*** Opening Source records ***

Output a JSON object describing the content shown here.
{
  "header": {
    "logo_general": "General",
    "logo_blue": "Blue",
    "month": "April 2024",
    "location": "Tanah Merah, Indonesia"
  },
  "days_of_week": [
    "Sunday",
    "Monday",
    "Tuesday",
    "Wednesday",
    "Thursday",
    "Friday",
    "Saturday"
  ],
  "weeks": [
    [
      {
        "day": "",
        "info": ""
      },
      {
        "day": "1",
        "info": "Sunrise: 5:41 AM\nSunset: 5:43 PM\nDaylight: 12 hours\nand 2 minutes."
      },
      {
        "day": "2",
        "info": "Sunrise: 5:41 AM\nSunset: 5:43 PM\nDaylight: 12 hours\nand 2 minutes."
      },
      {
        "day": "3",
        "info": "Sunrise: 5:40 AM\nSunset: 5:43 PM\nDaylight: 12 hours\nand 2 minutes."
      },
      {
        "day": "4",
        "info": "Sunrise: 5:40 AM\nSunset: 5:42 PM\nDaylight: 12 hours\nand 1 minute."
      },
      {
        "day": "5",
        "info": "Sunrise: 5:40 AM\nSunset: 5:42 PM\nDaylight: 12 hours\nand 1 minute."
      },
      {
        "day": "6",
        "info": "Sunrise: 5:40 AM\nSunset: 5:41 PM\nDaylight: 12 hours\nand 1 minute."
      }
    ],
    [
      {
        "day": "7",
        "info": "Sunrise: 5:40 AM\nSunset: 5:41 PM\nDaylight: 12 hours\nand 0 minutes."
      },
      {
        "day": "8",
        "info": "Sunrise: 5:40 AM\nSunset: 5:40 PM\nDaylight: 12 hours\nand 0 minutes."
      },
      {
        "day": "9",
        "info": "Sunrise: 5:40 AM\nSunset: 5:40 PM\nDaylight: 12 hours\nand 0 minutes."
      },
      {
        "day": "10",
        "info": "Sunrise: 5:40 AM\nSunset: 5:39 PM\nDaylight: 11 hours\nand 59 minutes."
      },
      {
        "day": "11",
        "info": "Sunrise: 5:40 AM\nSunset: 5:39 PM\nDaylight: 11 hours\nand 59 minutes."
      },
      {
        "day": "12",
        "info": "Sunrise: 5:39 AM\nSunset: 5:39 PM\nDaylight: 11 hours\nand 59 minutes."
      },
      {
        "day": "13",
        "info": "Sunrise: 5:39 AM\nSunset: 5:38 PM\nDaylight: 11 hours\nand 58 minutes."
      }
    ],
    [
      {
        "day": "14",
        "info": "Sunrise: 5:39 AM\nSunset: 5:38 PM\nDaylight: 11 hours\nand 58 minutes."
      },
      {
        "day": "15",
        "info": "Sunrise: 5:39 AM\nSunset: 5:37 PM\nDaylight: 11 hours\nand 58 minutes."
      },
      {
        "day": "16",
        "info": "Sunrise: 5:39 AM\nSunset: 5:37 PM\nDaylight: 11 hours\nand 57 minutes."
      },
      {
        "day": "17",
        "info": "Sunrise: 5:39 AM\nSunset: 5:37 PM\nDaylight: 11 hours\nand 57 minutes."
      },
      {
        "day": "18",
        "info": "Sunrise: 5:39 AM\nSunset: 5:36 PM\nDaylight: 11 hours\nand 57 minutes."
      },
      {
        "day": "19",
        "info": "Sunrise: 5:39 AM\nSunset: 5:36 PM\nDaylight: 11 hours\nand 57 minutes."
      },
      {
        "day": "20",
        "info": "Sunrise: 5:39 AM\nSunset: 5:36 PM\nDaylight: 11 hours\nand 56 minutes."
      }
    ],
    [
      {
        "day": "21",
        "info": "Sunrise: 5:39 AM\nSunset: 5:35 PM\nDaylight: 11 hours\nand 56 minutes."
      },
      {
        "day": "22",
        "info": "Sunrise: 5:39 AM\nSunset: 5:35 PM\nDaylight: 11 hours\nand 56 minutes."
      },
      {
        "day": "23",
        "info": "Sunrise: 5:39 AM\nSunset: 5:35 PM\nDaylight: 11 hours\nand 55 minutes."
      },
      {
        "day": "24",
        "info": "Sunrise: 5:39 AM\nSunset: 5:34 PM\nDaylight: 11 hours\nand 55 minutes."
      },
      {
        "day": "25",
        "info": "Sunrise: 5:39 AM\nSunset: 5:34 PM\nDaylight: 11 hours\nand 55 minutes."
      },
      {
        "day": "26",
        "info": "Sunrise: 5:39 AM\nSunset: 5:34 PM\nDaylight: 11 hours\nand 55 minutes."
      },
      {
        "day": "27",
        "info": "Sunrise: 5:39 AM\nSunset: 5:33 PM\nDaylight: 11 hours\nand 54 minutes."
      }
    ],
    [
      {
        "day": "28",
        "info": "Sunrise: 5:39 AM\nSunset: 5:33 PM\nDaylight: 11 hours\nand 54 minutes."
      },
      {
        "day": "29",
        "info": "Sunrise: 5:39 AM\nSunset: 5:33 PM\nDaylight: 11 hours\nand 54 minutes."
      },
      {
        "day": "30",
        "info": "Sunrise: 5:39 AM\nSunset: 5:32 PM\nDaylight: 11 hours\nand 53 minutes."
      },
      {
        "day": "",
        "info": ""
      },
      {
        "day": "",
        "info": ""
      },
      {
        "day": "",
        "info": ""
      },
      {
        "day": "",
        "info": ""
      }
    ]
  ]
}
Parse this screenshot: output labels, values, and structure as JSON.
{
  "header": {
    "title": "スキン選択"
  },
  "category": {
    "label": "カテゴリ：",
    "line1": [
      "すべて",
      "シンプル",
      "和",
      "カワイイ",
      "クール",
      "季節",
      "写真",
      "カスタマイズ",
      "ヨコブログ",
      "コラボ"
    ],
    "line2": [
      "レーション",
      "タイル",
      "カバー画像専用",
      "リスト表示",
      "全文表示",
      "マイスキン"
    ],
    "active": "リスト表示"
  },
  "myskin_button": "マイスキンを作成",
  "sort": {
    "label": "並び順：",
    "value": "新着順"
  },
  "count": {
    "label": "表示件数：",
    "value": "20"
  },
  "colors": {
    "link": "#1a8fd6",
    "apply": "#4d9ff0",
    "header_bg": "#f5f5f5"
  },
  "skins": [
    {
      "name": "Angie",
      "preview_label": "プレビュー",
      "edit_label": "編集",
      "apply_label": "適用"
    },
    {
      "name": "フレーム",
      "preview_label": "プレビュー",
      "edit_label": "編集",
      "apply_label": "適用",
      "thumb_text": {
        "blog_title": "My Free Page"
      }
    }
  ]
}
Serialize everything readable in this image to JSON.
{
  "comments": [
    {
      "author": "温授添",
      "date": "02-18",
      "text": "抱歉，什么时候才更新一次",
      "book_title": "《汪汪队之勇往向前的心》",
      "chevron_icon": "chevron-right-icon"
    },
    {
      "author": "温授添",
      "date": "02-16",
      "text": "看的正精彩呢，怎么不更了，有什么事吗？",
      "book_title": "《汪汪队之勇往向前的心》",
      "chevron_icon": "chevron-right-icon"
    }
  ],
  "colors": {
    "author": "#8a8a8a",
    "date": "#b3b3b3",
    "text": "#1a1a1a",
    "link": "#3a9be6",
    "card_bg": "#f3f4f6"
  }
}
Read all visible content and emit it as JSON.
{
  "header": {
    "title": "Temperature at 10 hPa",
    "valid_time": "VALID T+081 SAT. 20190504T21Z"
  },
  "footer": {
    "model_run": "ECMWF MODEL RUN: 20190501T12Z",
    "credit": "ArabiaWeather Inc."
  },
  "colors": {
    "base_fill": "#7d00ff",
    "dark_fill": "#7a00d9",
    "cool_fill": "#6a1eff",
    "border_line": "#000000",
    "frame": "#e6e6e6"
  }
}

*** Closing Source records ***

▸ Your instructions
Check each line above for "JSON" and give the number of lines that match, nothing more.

▸ Task output
4